Gordon Anderson on Eschatology

Gordon AndersonThe following hour long audio is from the Minnesota Assemblies of God Family Camp 2015. Dr. Gordon Anderson (president of North Central University) spoke to the topic of eschatology and offered a perspective that it would be well for more in the Assemblies of God to embrace. He briefly covers the history of dispensationalism and its impact on the A/G as well as offering anecdotal accounts typical of those raised under dispensational teaching (my own story being quite similar).
I personally found his approach to be both biblical and confessionally sound. He ends with a call to all ministers in particular to preach Jesus in preaching eschatology instead of preaching timelines, exposing numbers and beasts, etc. His teaching was a refreshing word not often heard in our camp meetings, but all too necessary. I have preached and taught many of the same things, but was greatly encouraged to hear another doing likewise.

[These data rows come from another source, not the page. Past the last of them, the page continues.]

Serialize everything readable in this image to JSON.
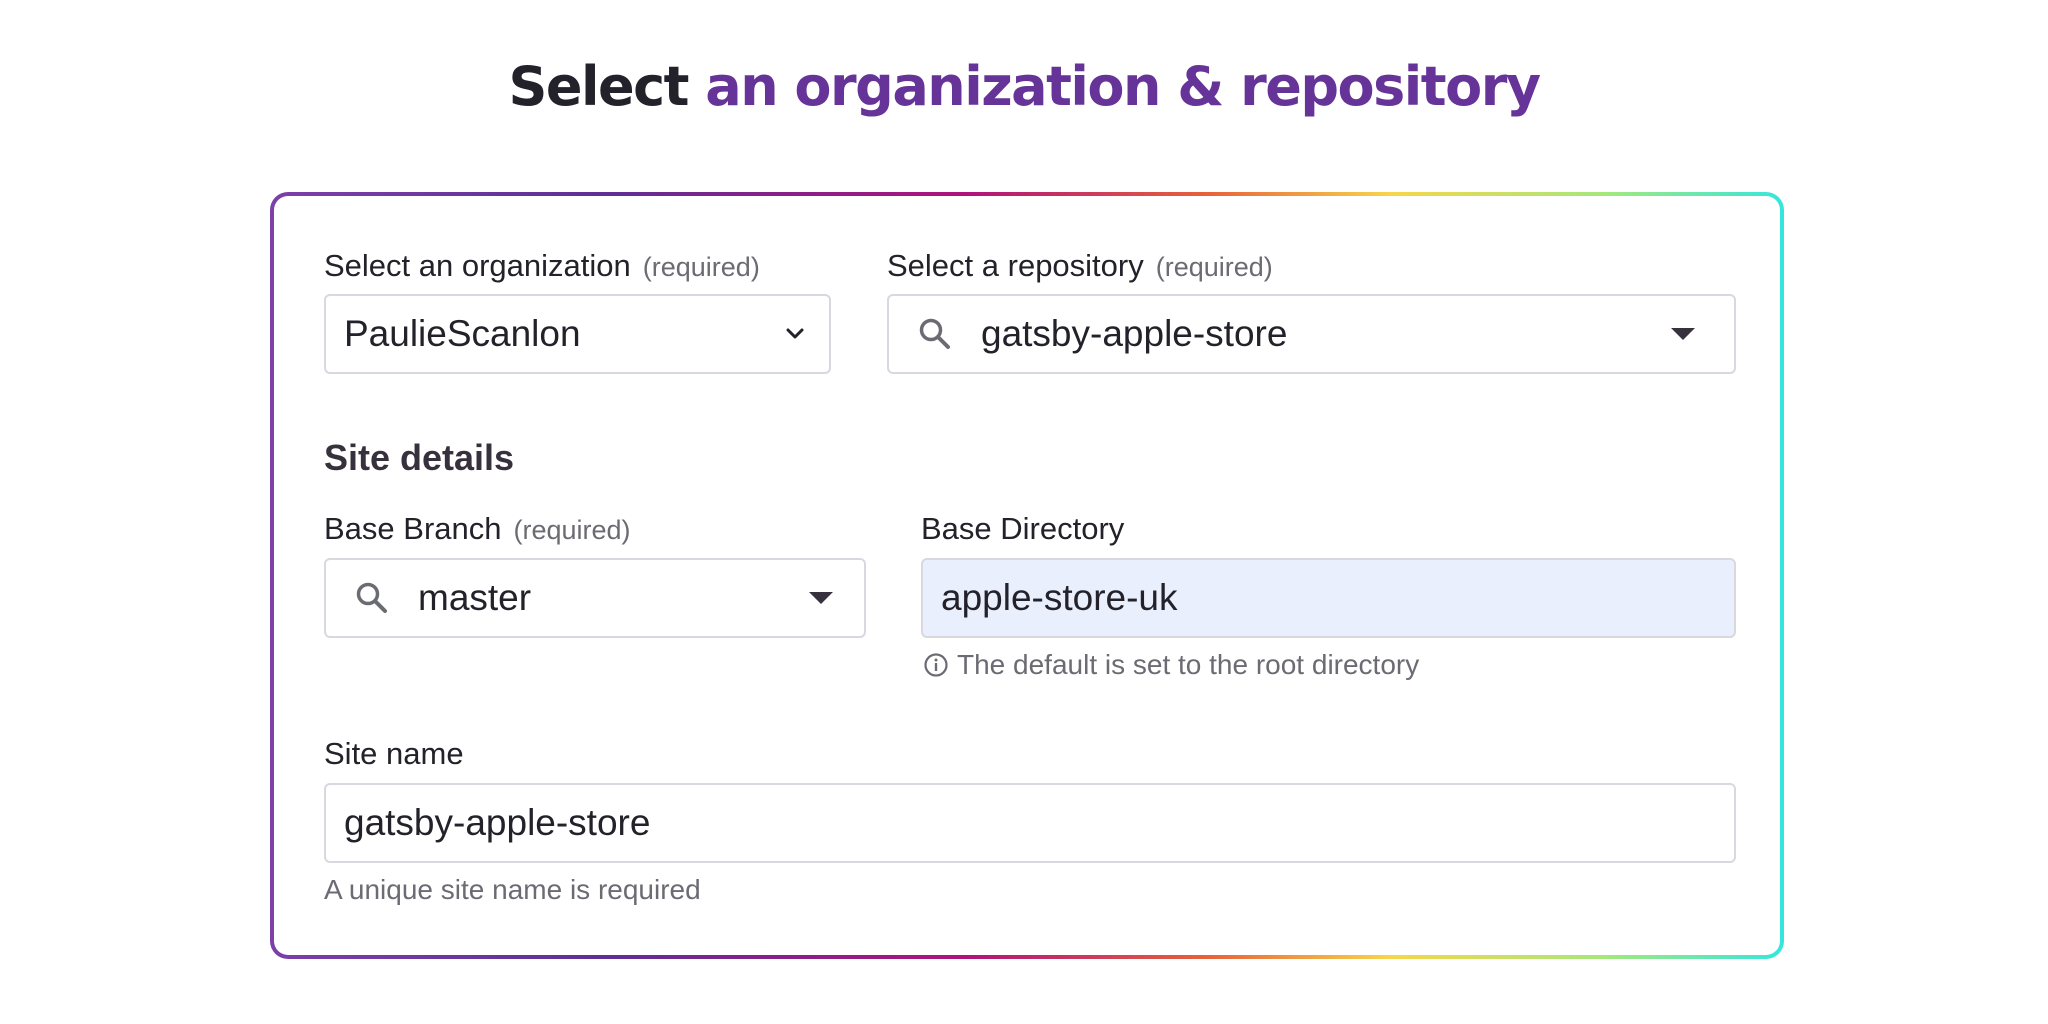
{
  "header": {
    "title_strong": "Select",
    "title_accent": "an organization & repository"
  },
  "colors": {
    "accent": "#663399",
    "text": "#232129",
    "muted": "#6b6b73",
    "field_border": "#d9d7e0",
    "filled_field_bg": "#eaeffd"
  },
  "organization": {
    "label": "Select an organization",
    "required_label": "(required)",
    "value": "PaulieScanlon",
    "icon": "chevron-down-icon"
  },
  "repository": {
    "label": "Select a repository",
    "required_label": "(required)",
    "value": "gatsby-apple-store",
    "icon": "search-icon",
    "caret_icon": "caret-down-icon"
  },
  "site_details": {
    "heading": "Site details"
  },
  "base_branch": {
    "label": "Base Branch",
    "required_label": "(required)",
    "value": "master",
    "icon": "search-icon",
    "caret_icon": "caret-down-icon"
  },
  "base_directory": {
    "label": "Base Directory",
    "value": "apple-store-uk",
    "hint": "The default is set to the root directory",
    "hint_icon": "info-icon"
  },
  "site_name": {
    "label": "Site name",
    "value": "gatsby-apple-store",
    "hint": "A unique site name is required"
  }
}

Come quickly, Lord Jesus!

(HERE is an MP3 version for download as well)